Bruen In The Balance: Watching SCOTUS Carefully

June 20, 2024

With the Supreme Court’s 2023-24 session nearing a close, the docket of pending cases remains relatively large.  So large, in fact, that the Court just might extend its own deadlines into July.  The Second Amendment, particularly how the Bruen decision should be applied by lower courts, could figure prominently in the decisions the Court announces in the coming days.

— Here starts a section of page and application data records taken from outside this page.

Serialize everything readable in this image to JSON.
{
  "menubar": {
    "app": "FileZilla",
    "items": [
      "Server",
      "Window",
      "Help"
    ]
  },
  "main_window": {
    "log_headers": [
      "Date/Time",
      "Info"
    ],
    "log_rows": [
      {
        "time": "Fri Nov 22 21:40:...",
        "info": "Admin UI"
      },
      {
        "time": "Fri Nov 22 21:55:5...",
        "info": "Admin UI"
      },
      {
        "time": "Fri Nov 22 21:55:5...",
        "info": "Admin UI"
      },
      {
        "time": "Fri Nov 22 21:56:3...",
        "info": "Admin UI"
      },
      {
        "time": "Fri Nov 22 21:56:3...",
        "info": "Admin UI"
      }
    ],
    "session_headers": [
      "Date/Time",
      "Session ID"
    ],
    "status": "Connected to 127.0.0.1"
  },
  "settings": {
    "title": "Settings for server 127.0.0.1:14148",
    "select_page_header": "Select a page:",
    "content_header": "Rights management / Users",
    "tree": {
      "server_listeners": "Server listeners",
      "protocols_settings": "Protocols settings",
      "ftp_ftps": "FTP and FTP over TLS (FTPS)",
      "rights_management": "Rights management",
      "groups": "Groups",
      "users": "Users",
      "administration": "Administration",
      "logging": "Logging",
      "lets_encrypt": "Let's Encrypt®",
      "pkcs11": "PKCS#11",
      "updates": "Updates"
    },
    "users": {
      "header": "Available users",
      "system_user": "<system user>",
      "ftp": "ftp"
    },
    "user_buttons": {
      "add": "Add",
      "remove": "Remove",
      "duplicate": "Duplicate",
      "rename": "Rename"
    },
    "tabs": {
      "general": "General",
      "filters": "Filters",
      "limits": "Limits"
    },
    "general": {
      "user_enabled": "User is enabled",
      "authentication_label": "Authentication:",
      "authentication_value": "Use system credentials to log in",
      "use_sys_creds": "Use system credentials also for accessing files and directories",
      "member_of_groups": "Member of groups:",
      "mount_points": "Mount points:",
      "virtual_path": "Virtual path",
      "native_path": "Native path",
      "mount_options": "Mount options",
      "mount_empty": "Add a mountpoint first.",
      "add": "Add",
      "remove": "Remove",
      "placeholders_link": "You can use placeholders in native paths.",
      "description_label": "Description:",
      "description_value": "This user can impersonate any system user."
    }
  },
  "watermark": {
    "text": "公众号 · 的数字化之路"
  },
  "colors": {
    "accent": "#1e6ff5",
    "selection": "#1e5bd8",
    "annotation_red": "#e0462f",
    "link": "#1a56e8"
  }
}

As CRPA President Chuck Michel outlined in a recent interview with CRPA TV’s Kevin Small, the decision in U.S. v. Rahimi provides an opportunity for the justices to clarify how the Bruen standard is applied.  As we saw just last week in the case of B&L Productions v. Newsom, courts are skirting right around even applying Bruen at all simply by claiming that certain firearms, parts, or ammunition was never intended to be covered or the the framers never anticipated that a lawful citizen might actually purchase a firearm.  With the Second Amendment evaded, Bruen doesn’t even apply and we’re back to the days when any restriction is upheld.

As Chuck describes in the interview, a dream scenario could emerge if the Rahimi decision does include such clarification.  With that, the Court could then remand several cases pending cert back to their lower courts to be considered in light of the newly clarified Bruen standard.

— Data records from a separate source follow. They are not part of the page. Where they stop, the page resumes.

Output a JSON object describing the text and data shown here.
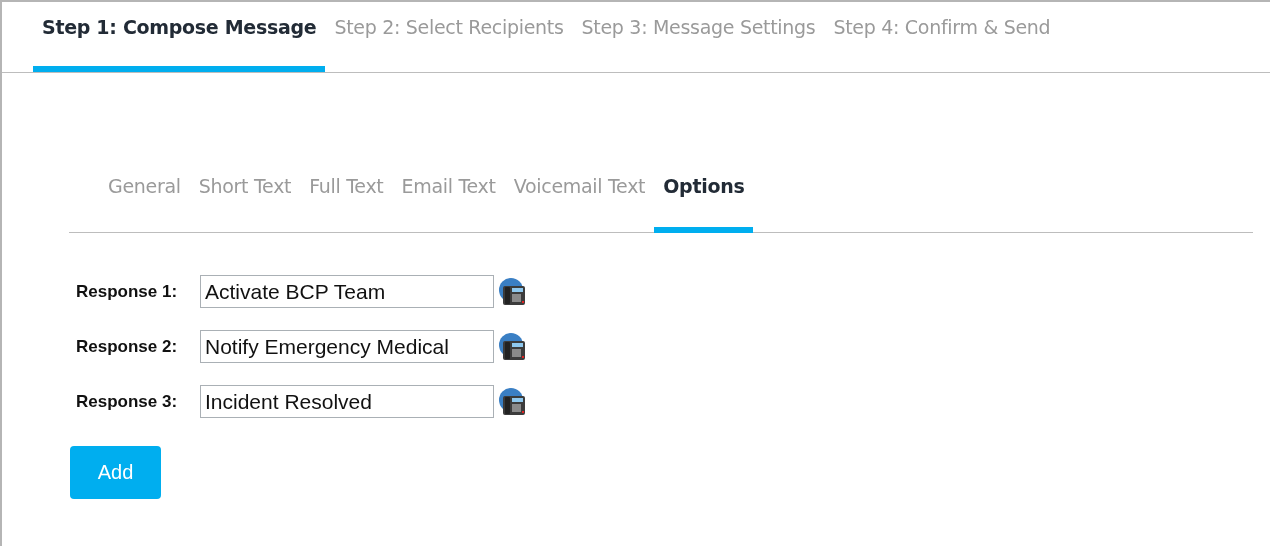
{
  "steps": [
    {
      "label": "Step 1: Compose Message",
      "selected": true
    },
    {
      "label": "Step 2: Select Recipients",
      "selected": false
    },
    {
      "label": "Step 3: Message Settings",
      "selected": false
    },
    {
      "label": "Step 4: Confirm & Send",
      "selected": false
    }
  ],
  "tabs": [
    {
      "label": "General",
      "selected": false
    },
    {
      "label": "Short Text",
      "selected": false
    },
    {
      "label": "Full Text",
      "selected": false
    },
    {
      "label": "Email Text",
      "selected": false
    },
    {
      "label": "Voicemail Text",
      "selected": false
    },
    {
      "label": "Options",
      "selected": true
    }
  ],
  "responses": [
    {
      "label": "Response 1:",
      "value": "Activate BCP Team"
    },
    {
      "label": "Response 2:",
      "value": "Notify Emergency Medical"
    },
    {
      "label": "Response 3:",
      "value": "Incident Resolved"
    }
  ],
  "add_button": "Add"
}
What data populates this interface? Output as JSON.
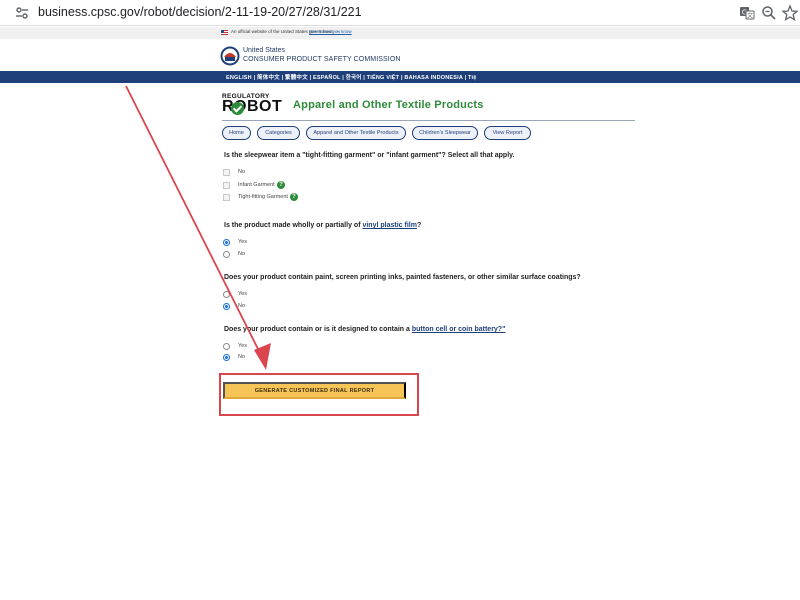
{
  "browser": {
    "url": "business.cpsc.gov/robot/decision/2-11-19-20/27/28/31/221",
    "icons": [
      "site-info-icon",
      "translate-icon",
      "zoom-icon",
      "bookmark-star-icon"
    ]
  },
  "gov_banner": {
    "text": "An official website of the United States government",
    "link": "Here's how you know",
    "chevron": "⌄"
  },
  "agency": {
    "line1": "United States",
    "line2": "CONSUMER PRODUCT SAFETY COMMISSION"
  },
  "language_nav": {
    "text": "ENGLISH | 简体中文 | 繁體中文 | ESPAÑOL | 한국어 | TIẾNG VIỆT | BAHASA INDONESIA | Tiệ"
  },
  "robot": {
    "logo_top": "REGULATORY",
    "logo_bottom": "ROBOT",
    "title": "Apparel and Other Textile Products"
  },
  "breadcrumbs": [
    "Home",
    "Categories",
    "Apparel and Other Textile Products",
    "Children's Sleepwear",
    "View Report"
  ],
  "questions": [
    {
      "text": "Is the sleepwear item a \"tight-fitting garment\" or \"infant garment\"? Select all that apply.",
      "options": [
        {
          "label": "No",
          "type": "checkbox",
          "checked": false
        },
        {
          "label": "Infant Garment",
          "type": "checkbox",
          "checked": false,
          "help": "?"
        },
        {
          "label": "Tight-fitting Garment",
          "type": "checkbox",
          "checked": false,
          "help": "?"
        }
      ]
    },
    {
      "text_before": "Is the product made wholly or partially of ",
      "link": "vinyl plastic film",
      "text_after": "?",
      "options": [
        {
          "label": "Yes",
          "type": "radio",
          "checked": true
        },
        {
          "label": "No",
          "type": "radio",
          "checked": false
        }
      ]
    },
    {
      "text": "Does your product contain paint, screen printing inks, painted fasteners, or other similar surface coatings?",
      "options": [
        {
          "label": "Yes",
          "type": "radio",
          "checked": false
        },
        {
          "label": "No",
          "type": "radio",
          "checked": true
        }
      ]
    },
    {
      "text_before": "Does your product contain or is it designed to contain a ",
      "link": "button cell or coin battery?\"",
      "text_after": "",
      "options": [
        {
          "label": "Yes",
          "type": "radio",
          "checked": false
        },
        {
          "label": "No",
          "type": "radio",
          "checked": true
        }
      ]
    }
  ],
  "generate_button": {
    "label": "GENERATE CUSTOMIZED FINAL REPORT"
  },
  "colors": {
    "nav_blue": "#1f3f7a",
    "brand_green": "#2e8b3a",
    "button_yellow": "#f7c457",
    "annotation_red": "#d9464e"
  }
}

The Rahimi decision itself also bears watching, as as the Court will decide whether class-based restrictions on gun rights are constitutional. While 2A opponents and mainstream media reduce this case down to “whether the Court thinks violent domestic abusers should be able to own a gun”, the issue is broader.  Violent offenders can and do have their Second Amendment rights (among others) regularly stripped away on a case by case basis.  But  should the government have the ability to slap a label on a group it doesn’t like and whisk away basic freedoms? That is a far bigger issue.

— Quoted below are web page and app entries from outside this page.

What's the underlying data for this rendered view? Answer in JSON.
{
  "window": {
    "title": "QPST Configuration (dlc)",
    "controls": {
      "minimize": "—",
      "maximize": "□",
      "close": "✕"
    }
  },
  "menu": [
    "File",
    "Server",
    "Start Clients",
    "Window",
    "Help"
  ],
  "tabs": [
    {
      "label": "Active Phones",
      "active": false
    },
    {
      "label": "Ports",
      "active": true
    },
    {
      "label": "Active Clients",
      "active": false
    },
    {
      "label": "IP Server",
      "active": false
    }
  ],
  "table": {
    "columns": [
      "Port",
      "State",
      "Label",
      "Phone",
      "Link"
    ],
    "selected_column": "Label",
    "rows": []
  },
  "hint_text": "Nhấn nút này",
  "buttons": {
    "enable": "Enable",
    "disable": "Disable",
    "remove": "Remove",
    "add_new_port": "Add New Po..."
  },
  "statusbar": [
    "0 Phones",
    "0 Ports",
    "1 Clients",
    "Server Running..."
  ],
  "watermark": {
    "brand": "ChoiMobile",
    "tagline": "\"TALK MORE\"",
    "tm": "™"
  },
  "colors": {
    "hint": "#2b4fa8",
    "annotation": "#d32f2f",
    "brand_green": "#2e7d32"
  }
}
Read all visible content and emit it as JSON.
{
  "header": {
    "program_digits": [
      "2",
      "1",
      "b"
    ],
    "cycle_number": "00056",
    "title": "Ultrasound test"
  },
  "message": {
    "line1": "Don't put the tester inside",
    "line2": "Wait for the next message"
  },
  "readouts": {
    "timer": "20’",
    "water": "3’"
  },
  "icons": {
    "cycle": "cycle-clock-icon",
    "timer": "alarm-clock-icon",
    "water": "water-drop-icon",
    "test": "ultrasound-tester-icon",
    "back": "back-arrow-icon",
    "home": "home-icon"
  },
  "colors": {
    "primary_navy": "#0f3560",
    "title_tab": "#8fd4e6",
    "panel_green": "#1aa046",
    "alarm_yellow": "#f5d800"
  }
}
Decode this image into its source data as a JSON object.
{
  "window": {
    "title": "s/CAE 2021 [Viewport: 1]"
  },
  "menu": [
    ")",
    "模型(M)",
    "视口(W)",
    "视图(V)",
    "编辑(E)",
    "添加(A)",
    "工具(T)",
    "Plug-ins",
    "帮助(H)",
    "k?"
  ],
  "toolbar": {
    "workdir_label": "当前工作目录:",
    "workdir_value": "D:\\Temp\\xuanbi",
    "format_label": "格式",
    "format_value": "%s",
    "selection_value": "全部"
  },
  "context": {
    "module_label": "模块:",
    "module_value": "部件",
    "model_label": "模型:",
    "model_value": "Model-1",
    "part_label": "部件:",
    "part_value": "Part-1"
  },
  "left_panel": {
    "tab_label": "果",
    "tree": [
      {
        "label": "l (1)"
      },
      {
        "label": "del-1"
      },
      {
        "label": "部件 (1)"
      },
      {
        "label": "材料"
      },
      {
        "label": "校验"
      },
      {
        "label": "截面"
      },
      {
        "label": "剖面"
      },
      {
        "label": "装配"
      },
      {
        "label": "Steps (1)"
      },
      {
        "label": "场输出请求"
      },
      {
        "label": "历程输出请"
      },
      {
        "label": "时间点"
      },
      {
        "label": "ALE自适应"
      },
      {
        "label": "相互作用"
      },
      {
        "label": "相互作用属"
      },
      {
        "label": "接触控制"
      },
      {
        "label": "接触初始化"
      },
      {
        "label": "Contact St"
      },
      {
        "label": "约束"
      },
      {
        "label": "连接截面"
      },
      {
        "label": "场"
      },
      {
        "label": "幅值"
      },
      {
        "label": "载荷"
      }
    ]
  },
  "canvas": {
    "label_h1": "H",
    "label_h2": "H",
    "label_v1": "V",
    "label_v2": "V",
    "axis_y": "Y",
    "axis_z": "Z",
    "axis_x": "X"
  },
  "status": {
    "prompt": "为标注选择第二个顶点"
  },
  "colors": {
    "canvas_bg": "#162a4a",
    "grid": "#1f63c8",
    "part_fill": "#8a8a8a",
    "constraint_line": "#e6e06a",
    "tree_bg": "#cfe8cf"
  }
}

CRPA will remain vigilant in the fight for fundamental Second Amendment rights and for a clarification of the Bruen standard that prevents the insidious wordsmithing and failed logic some judges use in their continued effort to erode those rights.